◆ **WORK ITEM**
Exactly as written, reproduce all of the entries.

◆ **Records from a dataset**
◆ ◆ ◆ ◆ ◆

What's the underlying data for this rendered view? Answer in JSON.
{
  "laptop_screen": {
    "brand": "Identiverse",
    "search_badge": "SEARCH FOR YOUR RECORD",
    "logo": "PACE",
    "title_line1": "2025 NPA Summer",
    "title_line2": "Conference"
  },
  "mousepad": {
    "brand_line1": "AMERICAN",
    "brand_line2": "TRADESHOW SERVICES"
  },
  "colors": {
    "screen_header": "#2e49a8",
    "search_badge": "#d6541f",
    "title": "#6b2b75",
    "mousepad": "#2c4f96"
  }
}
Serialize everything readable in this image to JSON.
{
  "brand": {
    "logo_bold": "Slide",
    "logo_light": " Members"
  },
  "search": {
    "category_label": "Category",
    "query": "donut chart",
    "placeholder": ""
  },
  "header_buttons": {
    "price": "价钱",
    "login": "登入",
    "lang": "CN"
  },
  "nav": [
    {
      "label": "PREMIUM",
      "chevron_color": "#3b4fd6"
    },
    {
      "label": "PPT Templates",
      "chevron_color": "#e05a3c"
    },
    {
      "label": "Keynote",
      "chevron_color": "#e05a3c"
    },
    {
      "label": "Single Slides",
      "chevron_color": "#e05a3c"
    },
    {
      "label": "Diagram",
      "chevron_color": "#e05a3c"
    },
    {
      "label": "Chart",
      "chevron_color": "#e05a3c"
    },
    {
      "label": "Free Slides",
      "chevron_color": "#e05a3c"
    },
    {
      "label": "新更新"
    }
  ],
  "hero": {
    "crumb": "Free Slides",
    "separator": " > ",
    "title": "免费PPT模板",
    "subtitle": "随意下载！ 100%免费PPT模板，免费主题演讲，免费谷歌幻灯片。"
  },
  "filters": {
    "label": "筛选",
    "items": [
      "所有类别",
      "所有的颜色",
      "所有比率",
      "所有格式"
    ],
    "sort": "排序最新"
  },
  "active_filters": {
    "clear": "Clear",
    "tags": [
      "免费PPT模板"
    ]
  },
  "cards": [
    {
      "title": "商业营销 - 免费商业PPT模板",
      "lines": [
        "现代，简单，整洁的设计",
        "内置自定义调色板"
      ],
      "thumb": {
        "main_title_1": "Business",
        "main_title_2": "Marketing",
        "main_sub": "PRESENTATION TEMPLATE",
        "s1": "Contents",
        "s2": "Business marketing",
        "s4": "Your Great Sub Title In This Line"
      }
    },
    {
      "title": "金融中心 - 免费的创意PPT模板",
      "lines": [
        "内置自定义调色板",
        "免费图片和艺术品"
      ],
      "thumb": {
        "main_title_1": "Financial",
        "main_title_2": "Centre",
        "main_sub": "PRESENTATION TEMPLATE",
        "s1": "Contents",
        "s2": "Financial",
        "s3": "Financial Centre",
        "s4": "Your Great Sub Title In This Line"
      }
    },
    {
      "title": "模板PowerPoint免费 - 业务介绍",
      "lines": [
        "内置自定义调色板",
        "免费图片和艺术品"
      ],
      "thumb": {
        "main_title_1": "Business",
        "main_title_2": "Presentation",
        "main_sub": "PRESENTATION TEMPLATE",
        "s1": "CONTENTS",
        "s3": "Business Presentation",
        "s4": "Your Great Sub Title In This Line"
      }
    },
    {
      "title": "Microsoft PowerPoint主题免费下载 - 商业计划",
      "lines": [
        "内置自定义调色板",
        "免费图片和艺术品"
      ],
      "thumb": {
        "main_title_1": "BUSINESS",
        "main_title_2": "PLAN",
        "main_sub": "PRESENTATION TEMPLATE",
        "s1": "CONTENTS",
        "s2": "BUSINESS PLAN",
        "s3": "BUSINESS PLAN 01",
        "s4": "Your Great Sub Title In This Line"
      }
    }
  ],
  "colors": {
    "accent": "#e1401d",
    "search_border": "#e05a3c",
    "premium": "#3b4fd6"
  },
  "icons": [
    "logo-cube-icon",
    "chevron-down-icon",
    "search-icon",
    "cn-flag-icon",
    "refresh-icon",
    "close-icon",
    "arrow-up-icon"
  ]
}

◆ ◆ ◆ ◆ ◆

◆ **SOLVED EXERCISE**
What's the underlying data for this rendered view? Answer in JSON.
{
  "laptop_screen": {
    "brand": "Identiverse",
    "search_badge": "SEARCH FOR YOUR RECORD",
    "logo": "PACE",
    "title_line1": "2025 NPA Summer",
    "title_line2": "Conference"
  },
  "mousepad": {
    "brand_line1": "AMERICAN",
    "brand_line2": "TRADESHOW SERVICES"
  },
  "colors": {
    "screen_header": "#2e49a8",
    "search_badge": "#d6541f",
    "title": "#6b2b75",
    "mousepad": "#2c4f96"
  }
}
Serialize everything readable in this image to JSON.
{
  "brand": {
    "logo_bold": "Slide",
    "logo_light": " Members"
  },
  "search": {
    "category_label": "Category",
    "query": "donut chart",
    "placeholder": ""
  },
  "header_buttons": {
    "price": "价钱",
    "login": "登入",
    "lang": "CN"
  },
  "nav": [
    {
      "label": "PREMIUM",
      "chevron_color": "#3b4fd6"
    },
    {
      "label": "PPT Templates",
      "chevron_color": "#e05a3c"
    },
    {
      "label": "Keynote",
      "chevron_color": "#e05a3c"
    },
    {
      "label": "Single Slides",
      "chevron_color": "#e05a3c"
    },
    {
      "label": "Diagram",
      "chevron_color": "#e05a3c"
    },
    {
      "label": "Chart",
      "chevron_color": "#e05a3c"
    },
    {
      "label": "Free Slides",
      "chevron_color": "#e05a3c"
    },
    {
      "label": "新更新"
    }
  ],
  "hero": {
    "crumb": "Free Slides",
    "separator": " > ",
    "title": "免费PPT模板",
    "subtitle": "随意下载！ 100%免费PPT模板，免费主题演讲，免费谷歌幻灯片。"
  },
  "filters": {
    "label": "筛选",
    "items": [
      "所有类别",
      "所有的颜色",
      "所有比率",
      "所有格式"
    ],
    "sort": "排序最新"
  },
  "active_filters": {
    "clear": "Clear",
    "tags": [
      "免费PPT模板"
    ]
  },
  "cards": [
    {
      "title": "商业营销 - 免费商业PPT模板",
      "lines": [
        "现代，简单，整洁的设计",
        "内置自定义调色板"
      ],
      "thumb": {
        "main_title_1": "Business",
        "main_title_2": "Marketing",
        "main_sub": "PRESENTATION TEMPLATE",
        "s1": "Contents",
        "s2": "Business marketing",
        "s4": "Your Great Sub Title In This Line"
      }
    },
    {
      "title": "金融中心 - 免费的创意PPT模板",
      "lines": [
        "内置自定义调色板",
        "免费图片和艺术品"
      ],
      "thumb": {
        "main_title_1": "Financial",
        "main_title_2": "Centre",
        "main_sub": "PRESENTATION TEMPLATE",
        "s1": "Contents",
        "s2": "Financial",
        "s3": "Financial Centre",
        "s4": "Your Great Sub Title In This Line"
      }
    },
    {
      "title": "模板PowerPoint免费 - 业务介绍",
      "lines": [
        "内置自定义调色板",
        "免费图片和艺术品"
      ],
      "thumb": {
        "main_title_1": "Business",
        "main_title_2": "Presentation",
        "main_sub": "PRESENTATION TEMPLATE",
        "s1": "CONTENTS",
        "s3": "Business Presentation",
        "s4": "Your Great Sub Title In This Line"
      }
    },
    {
      "title": "Microsoft PowerPoint主题免费下载 - 商业计划",
      "lines": [
        "内置自定义调色板",
        "免费图片和艺术品"
      ],
      "thumb": {
        "main_title_1": "BUSINESS",
        "main_title_2": "PLAN",
        "main_sub": "PRESENTATION TEMPLATE",
        "s1": "CONTENTS",
        "s2": "BUSINESS PLAN",
        "s3": "BUSINESS PLAN 01",
        "s4": "Your Great Sub Title In This Line"
      }
    }
  ],
  "colors": {
    "accent": "#e1401d",
    "search_border": "#e05a3c",
    "premium": "#3b4fd6"
  },
  "icons": [
    "logo-cube-icon",
    "chevron-down-icon",
    "search-icon",
    "cn-flag-icon",
    "refresh-icon",
    "close-icon",
    "arrow-up-icon"
  ]
}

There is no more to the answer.